Monica's spent the last twenty years fearing she wouldn't make it to 61. But she decided to face her fears head on.
The article explores the Science of aging in women and features interviews with Doctors and reports the lived experience of older women and their advice to younger women.
Monica Brown adds her own advice which includes wearing red shoes!
Thabisa Mjo is a designer extraordinaire with an old soul and innovative new ways to mash tech, aesthetic and tradition
“I feel more like a storyteller than a designer. But I use design to tell that story.”
Thabisa Mjo is an award winning designer from South Africa whose pendant “Tutu” lamps can be found in Nando’s restaurants across South Africa. Most recently, her work is in the Musée des Arts Décoratifs, Paris. Unfortunately, opening dates are uncertain due to France’s COVID-19 shut down, but ARK Republic journalist Monica D.Brown interviewed this remarkable designer during the first lock down in 2020 to le...
African American artist-advocate, Rhinold Ponder journeys to Tanzania to learn how to sculpt from a trailblazing artist cutting through a male-dominated industry | The Light Series
When Monica D. Brown, ARK writer, introduced Rhinold Ponder — Chicago born attorney, advocate and fine artist — to leading Tanzanian sculptor, Mwandale ‘Big Mama’ Mwyanyekwa, the result was a unique African American encounter in Kigamboni, Tanzania.
In an interview with ARK founder, Asteria Malinzi, along with Rhinold Ponder and Mwandale Mwyanyekwa, we explored this African American artistic collaboration.
GENESIS OF THE ARK
ARK, Artists Residency of KIGAMBONI July 1-31, 2019.
The ARK, artist...
Monica D. Brown shares her Journey back to Zanzibar and Tanzania in 2009. The family odyssey inspired the title of Monica' s illustrated anthology, ' Journey back to Zanzibar',published on June 25, 2014.
In December 2016, 7 family members, representing three generations of Monica's family travelled to Tanzania to celebrate mother Iciline's 80th birthday and to launch the Swahili translation of the book, ' Safari Kuelekea Tena Unguja'.
This episode of ' Tracing your roots' focused on people of African Caribbean heritage. Monica D. Brown produced original content based on her own search for her roots and shared this with the BBC Radio 4 audience. The BBC invited experts in genealogy research and Anthropology to participate in the programme.
This two-part story tells how an Ethiopian farming community powered through the challenges of building a permanent school structure that withstood, heavy yearly rains.
Awash Kolati is hard to find on the map of Ethiopia. A remote village located in the central Oromia region, it is also one of many rural settlements in which the only school is destroyed by annual rainfall.

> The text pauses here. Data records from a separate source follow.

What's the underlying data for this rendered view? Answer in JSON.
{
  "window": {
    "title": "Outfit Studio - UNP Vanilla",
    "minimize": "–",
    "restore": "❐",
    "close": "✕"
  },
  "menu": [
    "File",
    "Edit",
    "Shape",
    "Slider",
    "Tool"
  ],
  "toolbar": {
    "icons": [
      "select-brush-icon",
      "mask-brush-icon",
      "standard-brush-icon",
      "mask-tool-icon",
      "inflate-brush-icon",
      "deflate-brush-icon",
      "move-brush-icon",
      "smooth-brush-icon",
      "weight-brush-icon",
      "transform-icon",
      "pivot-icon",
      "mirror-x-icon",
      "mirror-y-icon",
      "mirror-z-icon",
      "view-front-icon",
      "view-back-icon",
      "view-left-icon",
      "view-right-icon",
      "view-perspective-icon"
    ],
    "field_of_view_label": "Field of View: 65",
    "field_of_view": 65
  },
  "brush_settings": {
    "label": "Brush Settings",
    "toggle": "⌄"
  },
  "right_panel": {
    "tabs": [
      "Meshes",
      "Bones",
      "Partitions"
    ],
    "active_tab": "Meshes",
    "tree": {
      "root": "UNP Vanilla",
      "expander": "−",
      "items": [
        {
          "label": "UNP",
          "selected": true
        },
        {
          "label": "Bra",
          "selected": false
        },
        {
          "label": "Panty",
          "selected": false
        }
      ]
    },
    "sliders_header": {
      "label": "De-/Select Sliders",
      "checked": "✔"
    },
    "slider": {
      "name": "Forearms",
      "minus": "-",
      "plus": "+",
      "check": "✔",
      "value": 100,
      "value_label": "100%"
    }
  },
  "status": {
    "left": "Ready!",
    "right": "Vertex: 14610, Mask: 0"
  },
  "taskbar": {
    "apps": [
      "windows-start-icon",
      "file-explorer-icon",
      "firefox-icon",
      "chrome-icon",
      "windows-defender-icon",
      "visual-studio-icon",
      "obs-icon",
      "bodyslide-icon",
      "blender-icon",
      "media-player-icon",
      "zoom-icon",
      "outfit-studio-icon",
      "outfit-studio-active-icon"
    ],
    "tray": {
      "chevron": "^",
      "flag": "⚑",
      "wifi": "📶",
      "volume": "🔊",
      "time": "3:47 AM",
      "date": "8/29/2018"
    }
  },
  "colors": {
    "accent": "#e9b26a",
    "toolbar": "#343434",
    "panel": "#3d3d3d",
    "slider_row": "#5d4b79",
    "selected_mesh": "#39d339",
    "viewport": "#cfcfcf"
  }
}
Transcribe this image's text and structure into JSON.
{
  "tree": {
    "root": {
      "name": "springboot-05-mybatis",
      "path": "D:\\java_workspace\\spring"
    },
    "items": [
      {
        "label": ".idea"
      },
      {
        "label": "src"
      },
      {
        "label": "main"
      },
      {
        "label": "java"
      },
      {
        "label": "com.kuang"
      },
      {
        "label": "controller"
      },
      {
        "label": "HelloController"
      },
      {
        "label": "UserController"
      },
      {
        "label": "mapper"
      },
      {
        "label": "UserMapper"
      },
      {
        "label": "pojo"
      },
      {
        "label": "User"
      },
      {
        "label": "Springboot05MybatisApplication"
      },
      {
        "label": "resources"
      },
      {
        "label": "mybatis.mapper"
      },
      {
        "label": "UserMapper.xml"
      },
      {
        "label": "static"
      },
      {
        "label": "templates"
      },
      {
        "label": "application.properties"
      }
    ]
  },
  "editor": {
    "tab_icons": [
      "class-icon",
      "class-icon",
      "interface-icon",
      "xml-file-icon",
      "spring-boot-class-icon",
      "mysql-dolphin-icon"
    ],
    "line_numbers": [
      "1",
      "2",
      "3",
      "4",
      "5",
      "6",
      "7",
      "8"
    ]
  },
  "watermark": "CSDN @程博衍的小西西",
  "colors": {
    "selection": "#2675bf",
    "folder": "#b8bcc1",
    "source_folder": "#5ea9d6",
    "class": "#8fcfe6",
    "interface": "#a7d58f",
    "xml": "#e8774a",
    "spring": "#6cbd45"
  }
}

There are many factors explaining the cyclical misery in Ethiopia: heavy rains, inadequate resources, poor quality constr...
A family of siblings document the journey of fighting for their immigrant mother, Iciline Brown, to gain reentry into the UK, in which she used to reside as a legal resident.
The documentary shows how a family advocates for their mother within a growing xenophobic UK immersed in a Brexit climate that works to oust people of color, members of the African diaspora, and those who worked to restore the British Empire after it suffered significant damage from world wars.
The documentary continues ...
After living and working in the UK for over fifty years, the Windrush Generation continues to fight against Britain’s deportation efforts.
“Don’t forget where you come from. They want you to go to work in their country and when they’re finished with you they will send you back.”
Phillip Brown (1896-1987)
Phillip Brown’s first-hand experiences of injustice and racism as a voluntary migrant worker in Panama during the early 1900s, gave him a crucial perspective. In the above quote in 1962, he s...